There is often confusion in the mind of the business analyst about the need for or application of user stories and Use Cases, especially if the organisation hasn’t been exposed to these tools and techniques in the past.
User stories (syntax: as a <who>, I need to <what>, so that <why>) are useful to define the boundary of a functionality such that the required functionality can be designed, developed, tested and deployed. A good user story can improve tractability when properly aligned with the wider business requirements. Developing user stories is not difficult but, all too often, is done badly or, worse, is not done at all! The business analyst could set up a workshop with the project team to chalk out the bare bones of a few stories from the requirements such that each one of these is a small piece of functionality in itself that can be delivered independently. The idea is similar to divide and rule. Instead of putting the whole cake in the mouth, we cut it to small pieces that can be chewed
User stories are different to use cases – there are dozens of Use Case templates available using a Google search. As long as the business analyst understands the logic and purpose of the Use Case templates the concepts are not too difficult to grasp. A Use Case may be or relate to a collection of user stories and will describe the triggers, actors, preconditions, flow of events (primary, alternate and exception) and the post-conditions (or outcomes). A good user story moves the focus from writing about features to discussing them.
Frequently the business analyst (or even other stakeholders) may be writing use cases or user stories right now and unaware that they are doing so. At the end of the day, user stories and Use Cases do not have a structure the first time you write them down (even if they do, they will rarely be right first time). That’s where the conversation comes in.
When looking for user stories and Use Cases the business analyst must consider the whole organisation as an open and adaptable system. The environment interacts with the organisation and to best understand that interaction Use Cases and user stories are the best tool for communication of requirements to stakeholders.
Being a good business analyst is much more than any way of documenting the requirement.
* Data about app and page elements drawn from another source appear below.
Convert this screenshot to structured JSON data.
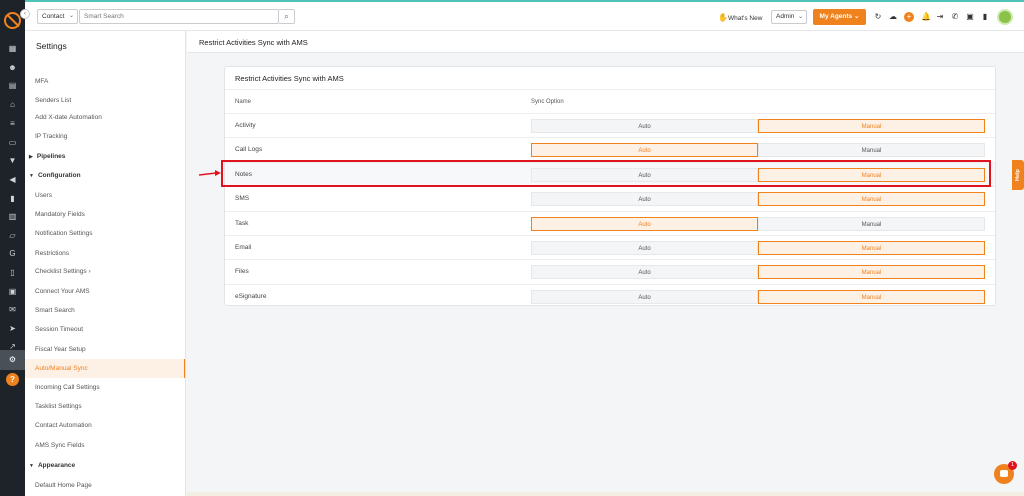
{
  "colors": {
    "accent": "#f0821e",
    "highlight": "#e0141e",
    "rail": "#1e2329"
  },
  "topbar": {
    "context_select": "Contact",
    "search_placeholder": "Smart Search",
    "whats_new": "What's New",
    "role_select": "Admin",
    "my_agents": "My Agents"
  },
  "sidebar": {
    "title": "Settings",
    "items": [
      {
        "label": "MFA",
        "type": "item"
      },
      {
        "label": "Senders List",
        "type": "item"
      },
      {
        "label": "Add X-date Automation",
        "type": "item"
      },
      {
        "label": "IP Tracking",
        "type": "item"
      },
      {
        "label": "Pipelines",
        "type": "section"
      },
      {
        "label": "Configuration",
        "type": "section"
      },
      {
        "label": "Users",
        "type": "item"
      },
      {
        "label": "Mandatory Fields",
        "type": "item"
      },
      {
        "label": "Notification Settings",
        "type": "item"
      },
      {
        "label": "Restrictions",
        "type": "item"
      },
      {
        "label": "Checklist Settings",
        "type": "item"
      },
      {
        "label": "Connect Your AMS",
        "type": "item"
      },
      {
        "label": "Smart Search",
        "type": "item"
      },
      {
        "label": "Session Timeout",
        "type": "item"
      },
      {
        "label": "Fiscal Year Setup",
        "type": "item"
      },
      {
        "label": "Auto/Manual Sync",
        "type": "item-active"
      },
      {
        "label": "Incoming Call Settings",
        "type": "item"
      },
      {
        "label": "Tasklist Settings",
        "type": "item"
      },
      {
        "label": "Contact Automation",
        "type": "item"
      },
      {
        "label": "AMS Sync Fields",
        "type": "item"
      },
      {
        "label": "Appearance",
        "type": "section"
      },
      {
        "label": "Default Home Page",
        "type": "item"
      }
    ]
  },
  "main": {
    "header_title": "Restrict Activities Sync with AMS",
    "card_title": "Restrict Activities Sync with AMS",
    "col_name": "Name",
    "col_sync": "Sync Option",
    "auto_label": "Auto",
    "manual_label": "Manual",
    "rows": [
      {
        "name": "Activity",
        "selected": "Manual"
      },
      {
        "name": "Call Logs",
        "selected": "Auto"
      },
      {
        "name": "Notes",
        "selected": "Manual"
      },
      {
        "name": "SMS",
        "selected": "Manual"
      },
      {
        "name": "Task",
        "selected": "Auto"
      },
      {
        "name": "Email",
        "selected": "Manual"
      },
      {
        "name": "Files",
        "selected": "Manual"
      },
      {
        "name": "eSignature",
        "selected": "Manual"
      }
    ]
  },
  "help_tab": "Help",
  "chat_badge": "1"
}
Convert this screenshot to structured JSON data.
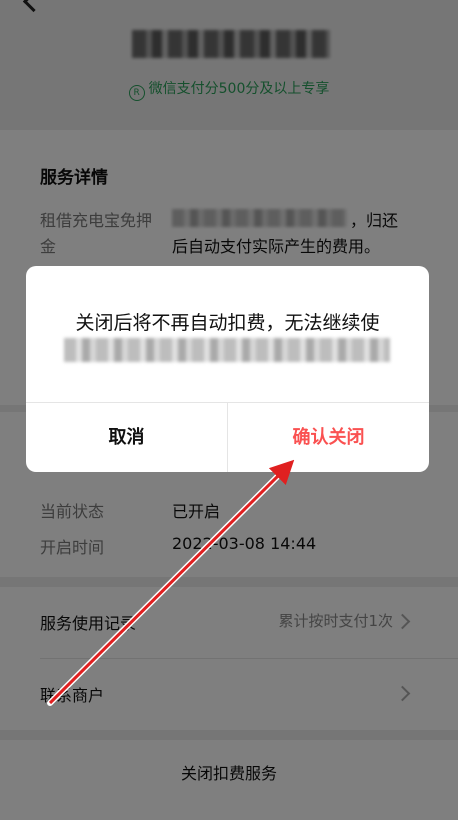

If you are able to express why a certain change is needed and what’s the desired business outcome and then collaborate with business users and the development team to come up with the right solution, then learning a new way of presenting the requirements is not a necessary solution. Where these two techniques/tools come into their own is when you are struggling to communicate the business requirement to stakeholders, be they the business or the developers or testers. In my experience use cases can end up being more solution central (especially if “the system” is portrayed as an actor) whereas user stories accompanied with acceptance criteria are a neat way of expressing solution neutral requirements.
Crucially, as long as the systems analyst can understand what is needed and the business is happy with the outcome, then the how is not really important. Don’t agonise over methodologies and forget the no 1 thing – listen to and understand what your customer wants (of course strictly speaking that’s a no 1 and a no 2 thing to ensure that the requirement is binary!). If in doubt, try it, see if it adds value and move on.